One highlight of the trip was seeing a concert at the Musikverein. We saw the Artis-Quartet perform pieces by Mozart, Einem and Bruckner, during which everyone in the audience mysteriously knew when each piece was actually over (and it was OK to clap) and when they were just taking a little break (when it was clearly not OK to clap). The venue also nearly defeated us with its seating plan before the concert had even started, as they divide each row into ‘left’ and ‘right’ sections, meaning that two ‘number 11’ chairs sit side-by-side in the middle of every aisle. If you don’t know this in advance, it can lead to some awkward interactions when you find people in ‘your’ seats. (Turns out we were in the wrong hall anyway. You can tell we were tourists.)
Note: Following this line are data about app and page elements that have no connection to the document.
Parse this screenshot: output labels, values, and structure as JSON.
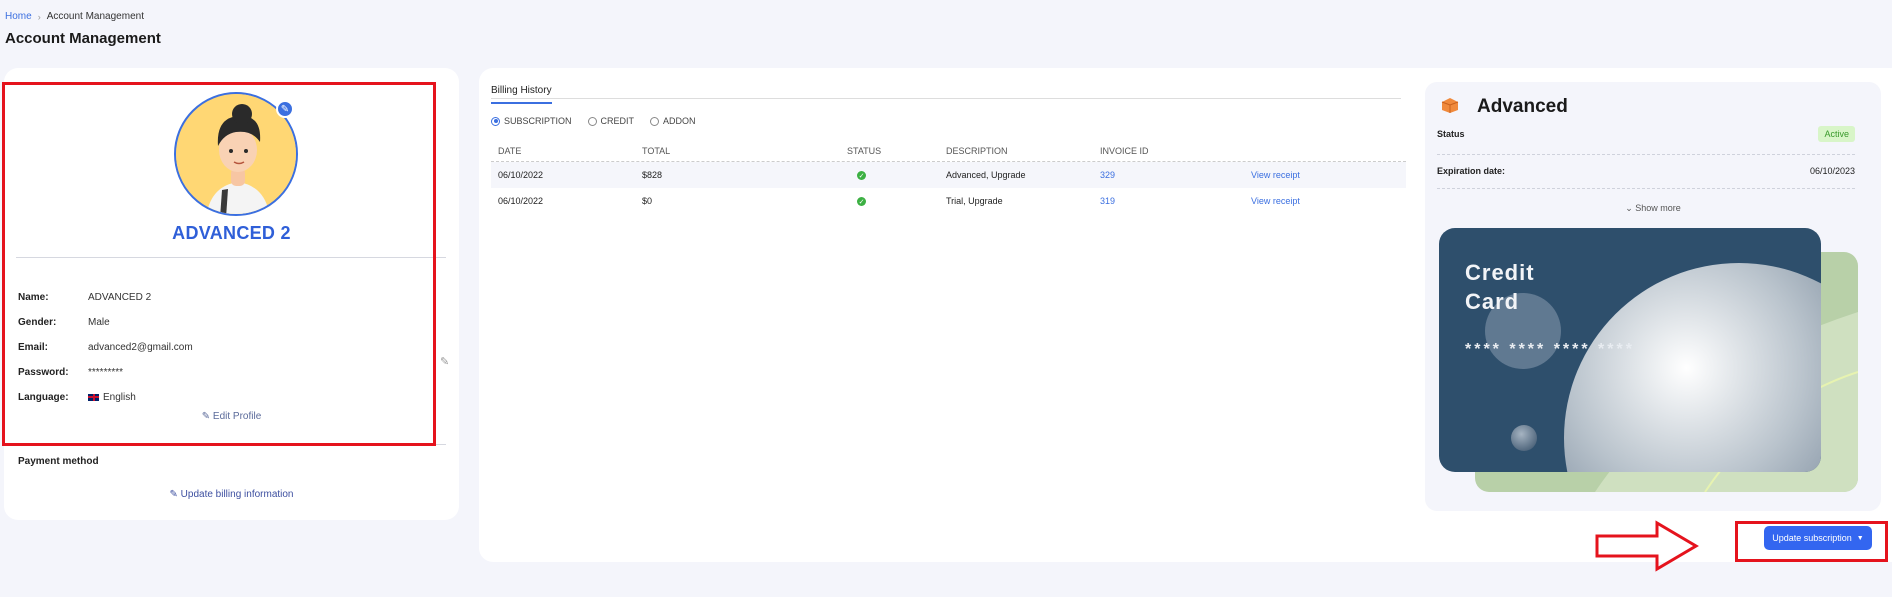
{
  "breadcrumb": {
    "home": "Home",
    "separator": "›",
    "current": "Account Management"
  },
  "page_title": "Account Management",
  "profile": {
    "name": "ADVANCED 2",
    "fields": [
      {
        "label": "Name:",
        "value": "ADVANCED 2"
      },
      {
        "label": "Gender:",
        "value": "Male"
      },
      {
        "label": "Email:",
        "value": "advanced2@gmail.com"
      },
      {
        "label": "Password:",
        "value": "*********"
      },
      {
        "label": "Language:",
        "value": "English",
        "icon": "uk-flag-icon"
      }
    ],
    "edit_profile": "Edit Profile",
    "payment_method_label": "Payment method",
    "update_billing": "Update billing information"
  },
  "billing": {
    "tab": "Billing History",
    "filters": [
      {
        "label": "SUBSCRIPTION",
        "selected": true
      },
      {
        "label": "CREDIT",
        "selected": false
      },
      {
        "label": "ADDON",
        "selected": false
      }
    ],
    "columns": [
      "DATE",
      "TOTAL",
      "STATUS",
      "DESCRIPTION",
      "INVOICE ID",
      ""
    ],
    "rows": [
      {
        "date": "06/10/2022",
        "total": "$828",
        "status": "check-circle-icon",
        "description": "Advanced, Upgrade",
        "invoice_id": "329",
        "action": "View receipt"
      },
      {
        "date": "06/10/2022",
        "total": "$0",
        "status": "check-circle-icon",
        "description": "Trial, Upgrade",
        "invoice_id": "319",
        "action": "View receipt"
      }
    ]
  },
  "plan": {
    "name": "Advanced",
    "status_label": "Status",
    "status_value": "Active",
    "expiration_label": "Expiration date:",
    "expiration_value": "06/10/2023",
    "show_more": "Show more",
    "card": {
      "title_line1": "Credit",
      "title_line2": "Card",
      "number": "**** **** **** ****"
    }
  },
  "update_subscription": "Update subscription",
  "colors": {
    "accent": "#3b6fe0",
    "highlight": "#e5131d",
    "active_badge_bg": "#d8f5c8",
    "card_bg": "#2e4f6c"
  }
}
Roll your eyes all you want, however, because one of my favourite outings was our tour of the Austrian parliament. Parliament Building is a grand and impressive place, though we discovered it’s also a place which is closed for three years for refurbishment and fire safety upgrades. But never mind about the building, because Austrian politics itself is at a moment of tension right now. Our walking tour on Monday was re-routed to avoid the protests against the swearing-in of their unpleasant new government: a coalition of the right and far-right which does not bode well for the general European trend. (We actually only saw a dozen people ‘protesting’ by riding their bikes slowly through the city centre and playing some music, but were assured that others were around.) With all of this in mind, it was cool not just to be able to see the temporary parliament but even sit in the chairs in the National Assembly. They never let you do this at Westminster.
Thanks to Amanda for her suggestions for things to do in the city, including eating Sachertorte in Café Sperl, which we did after working up an appetite by wandering through Stadtpark and Naschmarkt. I was also planning to include our side-quest to Bratislava in this post, but seeing at the length already I will save that for another post. To be continued…